Ethylene glycol is most commonly thought of as an automotive radiator antifreeze, but ethylene glycol is also present in high
concentrations in many brake fluids and aircraft deicers. In addition, ethylene glycol is often used in condensers, heat exchangers,
home solar units and portable basketball goal post bases. Ethylene glycol may also be used to winterize toilets in recreational
vehicles and summer homes in colder latitudes. Ethylene glycol is commonly present as a component in household paints, but
it is rarely present in concentrations above 10% and significant ethylene glycol exposure is unlikely unless very large quantities
of paint are ingested. Inks, ink pad, polishes, finger moistening compounds (e.g. Tacky Finger), and other stationery supplies
may contain ethylene glycol. Some ink pens contain relatively high levels of ethylene glycol, but the total volume of ink
is only a few milliliters, so ink pens would only pose an ethylene glycol risk to very small animals such as birds, pocket
pets, or dogs/cats less than 2-3 pounds.
Unfortunately, reliable toxic doses of ethylene glycol have not been established for most animals, including dogs and cats.
Much of the acute toxicity data available is based on doses that cause early deaths from acidosis/intoxication and do not
take into account the fact that many animals may survive the initial stages of toxicosis only to succumb to kidney failure
days later. Because of this, any suspected oral exposure of an animal to radiator antifreeze should be considered a potential
toxicosis, and steps should be taken, through historical and diagnostic information, to attempt to determine the extent of
the exposure. When doubt still exists, the only prudent recourse is to treat as if the ingestion was potentially toxic.
It is important to remember that ethylene glycol is a very potent alcohol; for that reason, many of the signs of ethylene
glycol toxicosis will relate to severe alcohol intoxication. In addition, ethylene glycol is broken down to metabolites (e.g.
oxalic acid) that cause damage to the kidney tubules, resulting in renal failure. Because of the different mechanisms involved
in ethylene glycol toxicosis, clinical signs frequently change throughout the course of the toxicosis. It is sometimes easier
to break the clinical signs noted into 3 different stages, although considerable overlap between these stages may be seen
and some animals will not experience each stage. Death can occur at any stage. The stages are 1) neurologic—the initial inebriation
due to the effects of alcohol on the CNS, 2) cardiopulmonary—due to severe acidosis and electrolyte disturbances, and 3) renal—due

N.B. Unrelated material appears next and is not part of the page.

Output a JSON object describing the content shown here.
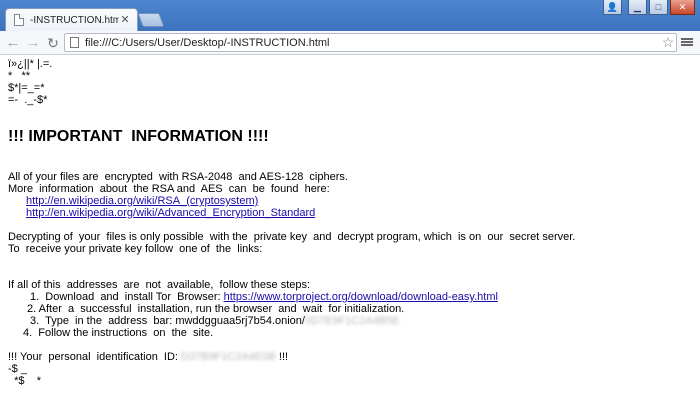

to renal tubular injury from calcium oxalate crystals.
Generally begins within 30 minutes of exposure and lasts up to 12 hours. In mild to moderate cases, this stage may pass quickly
and may not be noted by the pet owner or veterinary staff. Animals are initially ataxic, disoriented, "drunk," stuporous,
hypothermic (especially cats), polyuric, and polydipsic (PD/PU more pronounced in dogs). Coma and death may occur during this
stage, or the animal may appear to partially or fully recover over 3-6 hours. By 6-12 hours, the neurologic status of the
animal may again deteriorate due to development of severe metabolic acidosis from ethylene glycol metabolites. You may see
marked CNS depression, stupor or coma an seizures are possible.
This stage generally occurs 12 to 24 hours following exposure. Signs may be more recognizable in dogs than cats. Tachypnea,
tachycardia, depression, +/- seizures, and pulmonary edema may occur. At this time, a high anion gap and severe metabolic
acidosis are generally present.